Tuesday, December 16, 2014

Idea of different Minimum Sums for different groups being studied: Tan Chuan-Jin



SINGAPORE – Any change to the CPF system will take into account the income needs of Singaporeans in their retirement years. One area being looked at is whether it’s possible to have different Minimum Sums for different groups, depending on their needs.

Manpower Minister Tan Chuan-Jin said this in a wide-ranging interview with the media. But he also warned that providing more options, would make the system more complicated.

Since November, the panel tasked with reviewing the CPF system has held several focus group discussions. One thing stood out - people value the CPF system. But there are differing views on how to make it better.

The Manpower Minister said the fundamental role of the CPF has not changed and that is to provide for one’s financial adequacy during one’s retirement years for healthcare and housing. The key is to establish how much flexibility to work into the system and whether more options can be provided.

A range of options is being considered. For example, a different Minimum Sum for different groups of people. The Minimum Sum is the amount one sets aside upon reaching age 55 to ensure some regular income upon retirement at 65. It now stands at $155,000. It will be adjusted to $161,000 in July 2015.

[So... poor people need less to survive in their old age. That IS good to know.]

Currently, if a person is unable to set aside this full amount in cash, his property - bought with his CPF savings - will be automatically pledged, for up to half of his Minimum Sum.

Moving forward, how much Minimum Sum one sets aside may depend on the payout that person wants. Minister Tan said: “We should be focused more on the payouts. At the end of the day, it is: what is the level of payout that we want?

[As opposed to the payout we need?]

“If we are happy with X amount being streamed out on a monthly basis, then obviously if we feel that that’s the amount that we need to provide for, whether our basic needs or enhanced needs. That amount will then obviously need to be tied to a certain amount that you need to accumulate because that’s how it works. So we may be looking at a variety of options, depending on what you are looking at.”

“Even today, under the present system, if you are able to accept a smaller payout, you do a property pledge and so on, you re-use the amount that you keep, then obviously the amount being streamed out is less. So I think we are looking at various options available and then tied to these options would be differing amounts that you would need to accumulate,” added the minister.

Mr Tan said: “We are also looking at the possibility of extending the amount, because there are also a number of people who want to top up their CPF because there are limits. Actually many also do realise that keeping monies in the CPF makes a fair degree of sense for them as well, both in terms of the savings and the interest that’s being provided.

“So, (we are looking at) whether for some who are looking for enhanced payouts, would that be a possibility of putting in more monies into the CPF beyond what it is today? That may be an option that can be considered as well. But we look at it in totality.”
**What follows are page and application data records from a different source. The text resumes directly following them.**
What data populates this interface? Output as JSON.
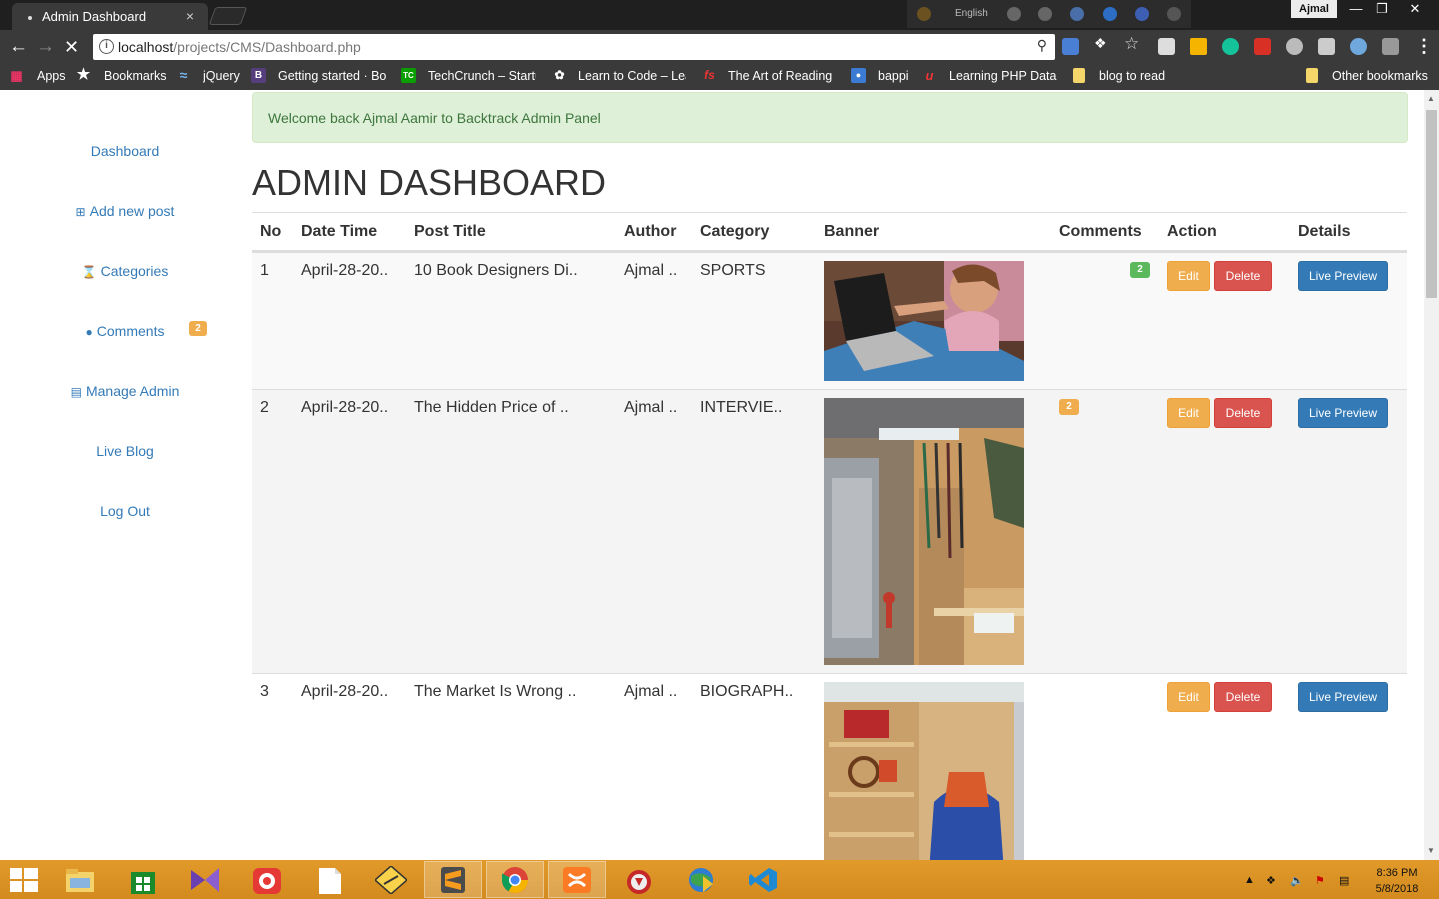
{
  "browser": {
    "tab_title": "Admin Dashboard",
    "tab_close": "×",
    "lang_label": "English",
    "user_chip": "Ajmal",
    "url_host": "localhost",
    "url_path": "/projects/CMS/Dashboard.php",
    "bookmarks": [
      {
        "label": "Apps"
      },
      {
        "label": "Bookmarks"
      },
      {
        "label": "jQuery"
      },
      {
        "label": "Getting started · Boo"
      },
      {
        "label": "TechCrunch – Startu"
      },
      {
        "label": "Learn to Code – Lea"
      },
      {
        "label": "The Art of Reading -"
      },
      {
        "label": "bappi"
      },
      {
        "label": "Learning PHP Data C"
      },
      {
        "label": "blog to read"
      },
      {
        "label": "Other bookmarks"
      }
    ]
  },
  "sidebar": {
    "items": [
      {
        "label": "Dashboard"
      },
      {
        "label": "Add new post"
      },
      {
        "label": "Categories"
      },
      {
        "label": "Comments"
      },
      {
        "label": "Manage Admin"
      },
      {
        "label": "Live Blog"
      },
      {
        "label": "Log Out"
      }
    ],
    "comments_badge": "2"
  },
  "alert": {
    "text": "Welcome back Ajmal Aamir to Backtrack Admin Panel"
  },
  "page_title": "ADMIN DASHBOARD",
  "table": {
    "headers": [
      "No",
      "Date Time",
      "Post Title",
      "Author",
      "Category",
      "Banner",
      "Comments",
      "Action",
      "Details"
    ],
    "rows": [
      {
        "no": "1",
        "date": "April-28-20..",
        "title": "10 Book Designers Di..",
        "author": "Ajmal ..",
        "category": "SPORTS",
        "approved": "2",
        "pending": "",
        "edit": "Edit",
        "delete": "Delete",
        "preview": "Live Preview"
      },
      {
        "no": "2",
        "date": "April-28-20..",
        "title": "The Hidden Price of ..",
        "author": "Ajmal ..",
        "category": "INTERVIE..",
        "approved": "",
        "pending": "2",
        "edit": "Edit",
        "delete": "Delete",
        "preview": "Live Preview"
      },
      {
        "no": "3",
        "date": "April-28-20..",
        "title": "The Market Is Wrong ..",
        "author": "Ajmal ..",
        "category": "BIOGRAPH..",
        "approved": "",
        "pending": "",
        "edit": "Edit",
        "delete": "Delete",
        "preview": "Live Preview"
      }
    ]
  },
  "colors": {
    "link": "#337ab7",
    "success": "#5cb85c",
    "warning": "#f0ad4e",
    "danger": "#d9534f",
    "primary": "#337ab7",
    "taskbar": "#d38a1e"
  },
  "taskbar": {
    "time": "8:36 PM",
    "date": "5/8/2018"
  }
}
Such a system will essentially mean different payout levels for different people. But ironically, the group that need the higher payouts in their later years are the vulnerable ones. Mr Tan said they are also the ones who need a higher lump sum payout, when they hit 55. The problem is: the more you take out in your early years, the less you get later.

Mr Tan said: “For those who are alright, who have other savings and so on, perhaps it’s not such a huge concern. But for those who are perhaps less provided for in different ways, it has a very real impact because it does mean that your payment, your payout, on a monthly basis is reduced. So that’s not trivial.

“It’s particularly the vulnerable groups that get affected most. I can understand those who have other forms of savings and so on who feel that perhaps we could be more liberal but it’s perhaps the vulnerable groups that need it more and often times, it’s the vulnerable groups that feel that pressure to want to take out the cash for more immediate needs.”

Another possibility being looked at is a stream of payouts that get higher as the years go by to combat the effects of inflation. The CPF Advisory Panel is expected to submit its preliminary recommendations to the government by February next year.


[Setting Minimum Sums for different groups of people require three things.

First, a paternalistic attitude to decide that some authority will know what minimum sum/"pension" you require.

Second, the arrogance to categorise and classify people according to income and needs.

Third, the expectation that people will readily accept their categorisation and your prescription for them.

I wish the authorities all the best.]

No comments: